There are several brilliant comedic scenes. The wedding that has been timed to coincide with the 1966 World Cup final, where England played West Germany and for the only time ever won is a masterclass in written comedy. At no point does it seem farcical as disaster piles upon misunderstanding until the whole wedding is a riot. Later on the family go on holiday with their next door neighbours. This was disastrous for many reasons, one of the most obvious being that one should never holiday with both your husband, your secret lover and his wife. Putting all together in a small cottage in a remote area of Scotland along with a bunch of children and a surly teenager was not a winning start, but a fabulously entertaining read.
When the first chapter opened I wasn’t sure that this was going to be the novel for me, however it very quickly picked up and became a wonderful, fascinating read. The ending fell a little flat as our favourite characters had quickly changed and grown away from the surroundings and history that made her. However the bulk of the 500 page novel was a compulsive read. Referring to the title there is a saying that we are the curators of our own lives, which perhaps has little meaning to others. This is a museum of Ruby that stretches back to a rare set of photographs taken of her great grandmother and travels down through the decades to her. It is also fascinating how characters keep repeating the patterns of their ancestors without realising it; almost as though a combination of conditioning and genetic memory keep these things in the family. This is also a story of mothers and their children, often losing their children.
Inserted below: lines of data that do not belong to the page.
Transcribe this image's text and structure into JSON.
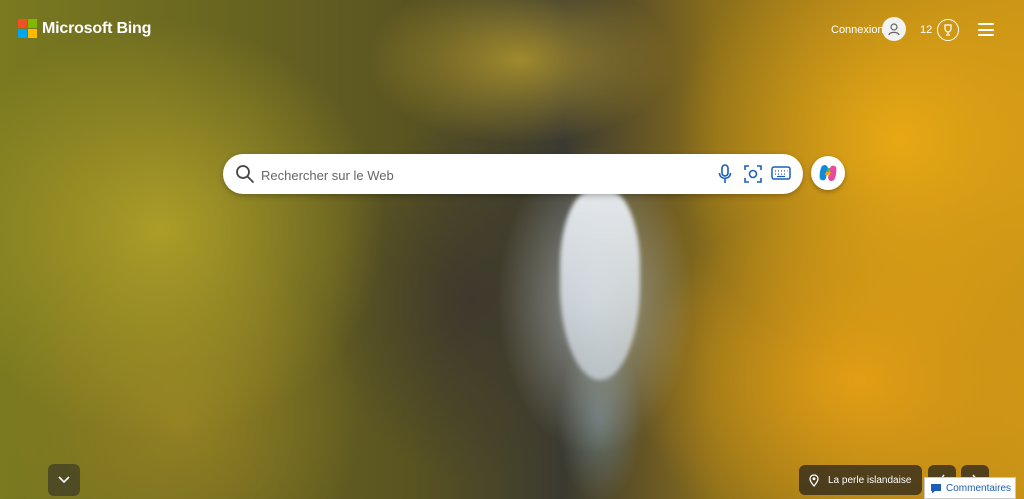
{
  "header": {
    "brand": "Microsoft Bing",
    "signin_label": "Connexion",
    "rewards_points": "12"
  },
  "search": {
    "placeholder": "Rechercher sur le Web"
  },
  "footer": {
    "location_label": "La perle islandaise",
    "feedback_label": "Commentaires"
  },
  "icons": {
    "logo": "microsoft-logo",
    "avatar": "user-icon",
    "rewards": "trophy-icon",
    "menu": "hamburger-icon",
    "search": "search-icon",
    "mic": "microphone-icon",
    "visual_search": "camera-lens-icon",
    "keyboard": "keyboard-icon",
    "copilot": "copilot-icon",
    "scroll": "chevron-down-icon",
    "location": "location-pin-icon",
    "feedback": "chat-bubble-icon"
  },
  "colors": {
    "ms_red": "#f25022",
    "ms_green": "#7fba00",
    "ms_blue": "#00a4ef",
    "ms_yellow": "#ffb900",
    "link_blue": "#1b5fb8"
  }
}
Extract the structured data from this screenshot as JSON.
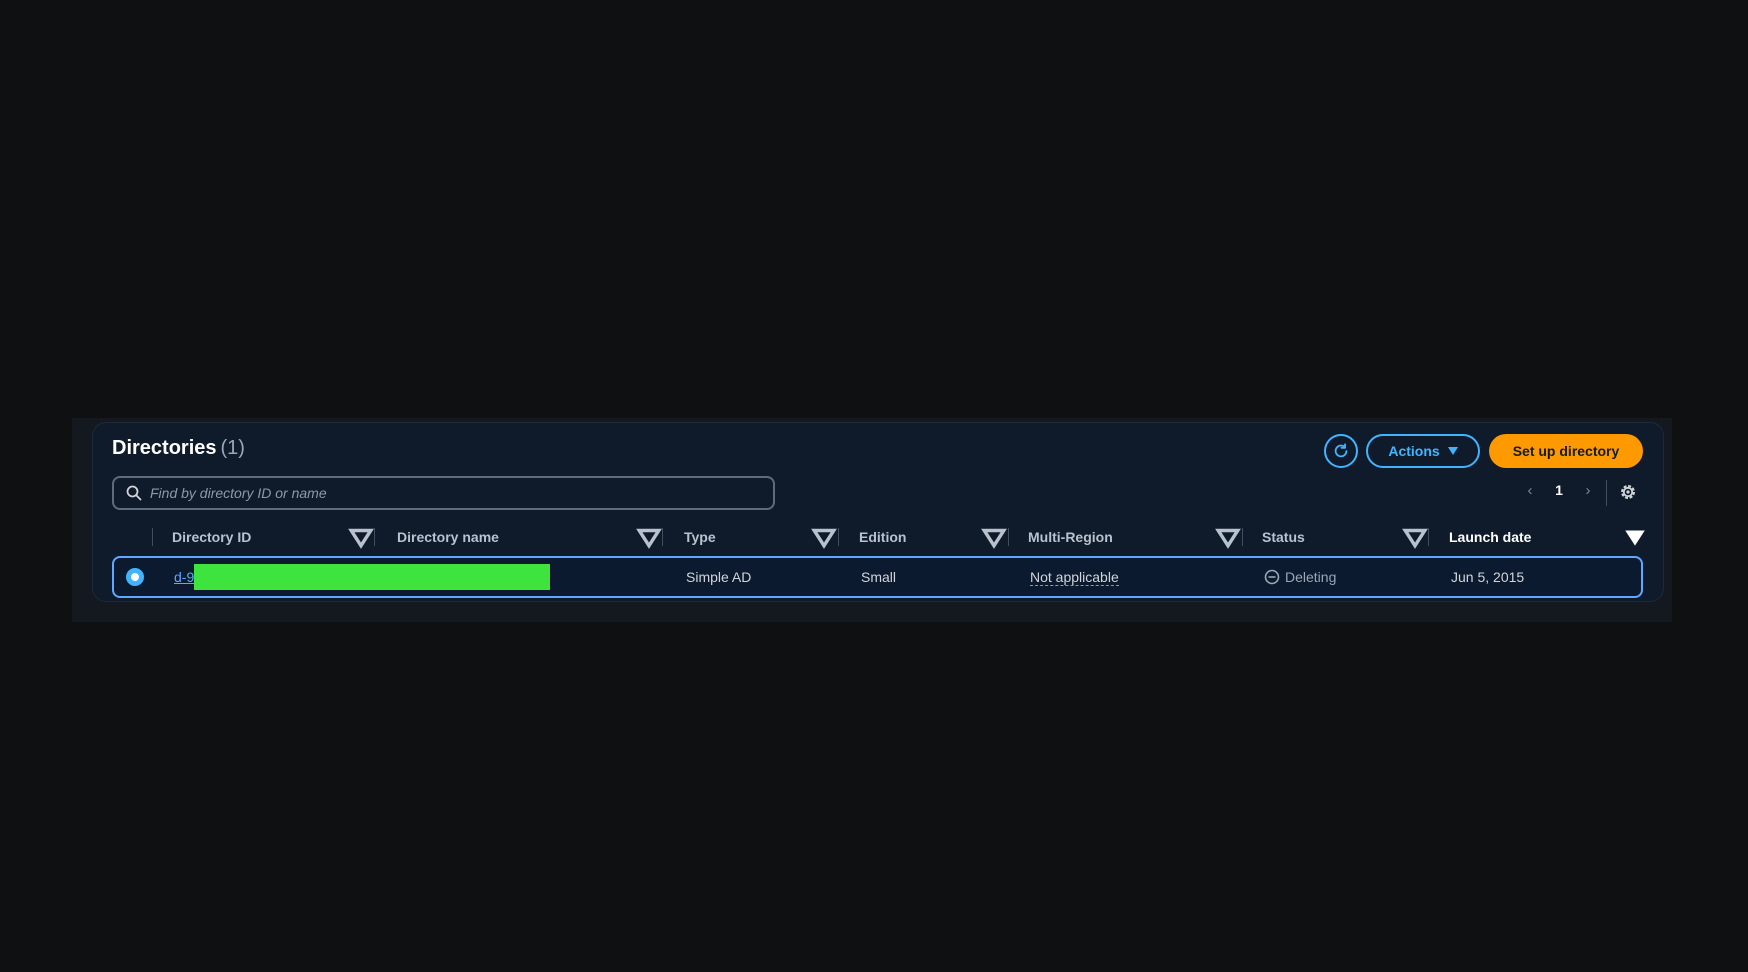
{
  "panel": {
    "title": "Directories",
    "count": "(1)"
  },
  "search": {
    "placeholder": "Find by directory ID or name",
    "value": ""
  },
  "toolbar": {
    "refresh_icon": "refresh-icon",
    "actions_label": "Actions",
    "setup_label": "Set up directory"
  },
  "pagination": {
    "prev": "‹",
    "page": "1",
    "next": "›"
  },
  "columns": [
    {
      "label": "Directory ID"
    },
    {
      "label": "Directory name"
    },
    {
      "label": "Type"
    },
    {
      "label": "Edition"
    },
    {
      "label": "Multi-Region"
    },
    {
      "label": "Status"
    },
    {
      "label": "Launch date"
    }
  ],
  "rows": [
    {
      "selected": true,
      "directory_id": "d-9",
      "directory_name": "",
      "type": "Simple AD",
      "edition": "Small",
      "multi_region": "Not applicable",
      "status": "Deleting",
      "launch_date": "Jun 5, 2015"
    }
  ],
  "colors": {
    "accent": "#42b4ff",
    "primary_button": "#ff9900",
    "redaction": "#3ee33e"
  }
}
Some members of the book club felt that the quantity of characters made things confusing. This isn’t something I found though. The novel is concerned with the history of one family and a family tree at the beginning of the novel may have been useful. However in this case I feel it should be the other way round. A traditional family tree branches out however with this one it feels as though the focal point, the point of connection should be Ruby, with the branches reaching out from her and into the past.
Behind The Scenes at the Museum has a very strong awareness of space and time, of how different people, families and generations can inhabit one space. Atkinson suggests that elements linger on in the buildings and in ruins. In the first few pages our protagonist has this to say “there has been a building on this spot since the Romans were here and needless to say it has its due proportion of light-as-air occupants who wreathe themselves around the fixtures and fittings and linger mournfully at our back”. This idea is touched upon throughout the novel. Much later on Ruby states “if I stand on the stairs and close my eyes, I can hear the voices of the household ghosts being carried hither and thither on the current of air. Do they miss us, I wonder?”.
Behind the Scenes at the Museum is very readable, in the best sense. It is one of the many popular novels that shows you can tackle the big themes and ideas of life through strong entertaining character driven plots that do not trip over themselves to be ‘literary’
Kate Atkinson, Behind the Scenes at the Museum, (Transworld Publishers, London, 1995) 490, Paperback